▶ [To do]:
Restate the full listing word for word and leave the pictures out.

▶ [Records for the task]:
--- START ---
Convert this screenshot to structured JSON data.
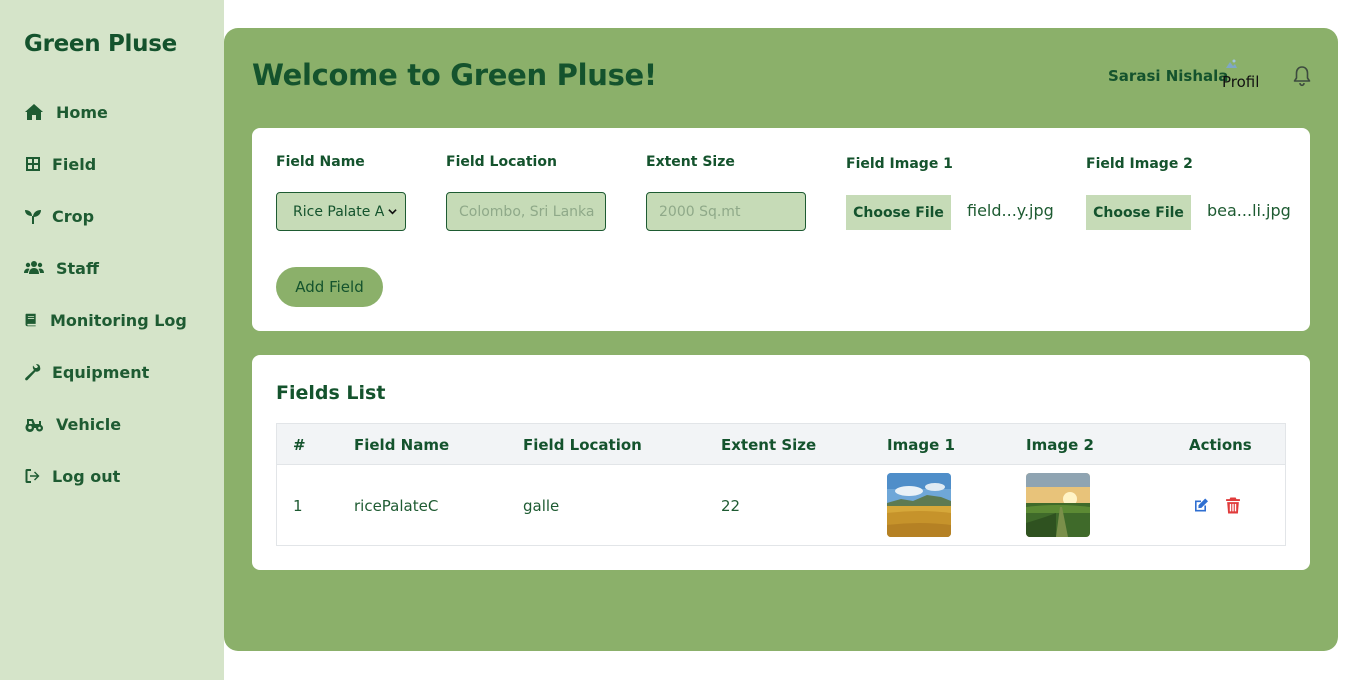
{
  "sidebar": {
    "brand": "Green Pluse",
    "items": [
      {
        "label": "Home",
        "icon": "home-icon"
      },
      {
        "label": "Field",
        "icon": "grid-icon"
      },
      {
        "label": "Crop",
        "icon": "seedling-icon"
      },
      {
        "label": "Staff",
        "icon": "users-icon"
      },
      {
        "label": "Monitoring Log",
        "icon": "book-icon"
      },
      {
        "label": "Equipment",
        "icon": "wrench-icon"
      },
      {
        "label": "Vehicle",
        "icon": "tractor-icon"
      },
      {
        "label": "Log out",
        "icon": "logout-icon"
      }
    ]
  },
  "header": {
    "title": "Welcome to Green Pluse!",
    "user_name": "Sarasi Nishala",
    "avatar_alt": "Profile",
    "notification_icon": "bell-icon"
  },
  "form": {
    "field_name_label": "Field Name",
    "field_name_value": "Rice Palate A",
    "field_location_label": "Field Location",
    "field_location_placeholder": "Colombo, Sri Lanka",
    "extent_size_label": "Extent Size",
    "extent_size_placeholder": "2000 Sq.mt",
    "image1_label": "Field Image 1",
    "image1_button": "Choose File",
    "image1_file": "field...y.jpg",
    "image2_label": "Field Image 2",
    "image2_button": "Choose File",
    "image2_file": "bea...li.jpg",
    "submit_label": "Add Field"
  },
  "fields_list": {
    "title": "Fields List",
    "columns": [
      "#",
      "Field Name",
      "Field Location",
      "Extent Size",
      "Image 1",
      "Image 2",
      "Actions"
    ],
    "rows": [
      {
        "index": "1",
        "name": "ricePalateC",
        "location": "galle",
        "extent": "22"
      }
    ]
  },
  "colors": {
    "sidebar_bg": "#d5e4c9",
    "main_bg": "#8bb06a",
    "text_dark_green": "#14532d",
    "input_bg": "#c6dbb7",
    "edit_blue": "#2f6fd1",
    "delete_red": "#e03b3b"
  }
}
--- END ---
▶ [Exercise result]:
Convert this screenshot to structured JSON data.
{
  "sidebar": {
    "brand": "Green Pluse",
    "items": [
      {
        "label": "Home",
        "icon": "home-icon"
      },
      {
        "label": "Field",
        "icon": "grid-icon"
      },
      {
        "label": "Crop",
        "icon": "seedling-icon"
      },
      {
        "label": "Staff",
        "icon": "users-icon"
      },
      {
        "label": "Monitoring Log",
        "icon": "book-icon"
      },
      {
        "label": "Equipment",
        "icon": "wrench-icon"
      },
      {
        "label": "Vehicle",
        "icon": "tractor-icon"
      },
      {
        "label": "Log out",
        "icon": "logout-icon"
      }
    ]
  },
  "header": {
    "title": "Welcome to Green Pluse!",
    "user_name": "Sarasi Nishala",
    "avatar_alt": "Profile",
    "notification_icon": "bell-icon"
  },
  "form": {
    "field_name_label": "Field Name",
    "field_name_value": "Rice Palate A",
    "field_location_label": "Field Location",
    "field_location_placeholder": "Colombo, Sri Lanka",
    "extent_size_label": "Extent Size",
    "extent_size_placeholder": "2000 Sq.mt",
    "image1_label": "Field Image 1",
    "image1_button": "Choose File",
    "image1_file": "field...y.jpg",
    "image2_label": "Field Image 2",
    "image2_button": "Choose File",
    "image2_file": "bea...li.jpg",
    "submit_label": "Add Field"
  },
  "fields_list": {
    "title": "Fields List",
    "columns": [
      "#",
      "Field Name",
      "Field Location",
      "Extent Size",
      "Image 1",
      "Image 2",
      "Actions"
    ],
    "rows": [
      {
        "index": "1",
        "name": "ricePalateC",
        "location": "galle",
        "extent": "22"
      }
    ]
  },
  "colors": {
    "sidebar_bg": "#d5e4c9",
    "main_bg": "#8bb06a",
    "text_dark_green": "#14532d",
    "input_bg": "#c6dbb7",
    "edit_blue": "#2f6fd1",
    "delete_red": "#e03b3b"
  }
}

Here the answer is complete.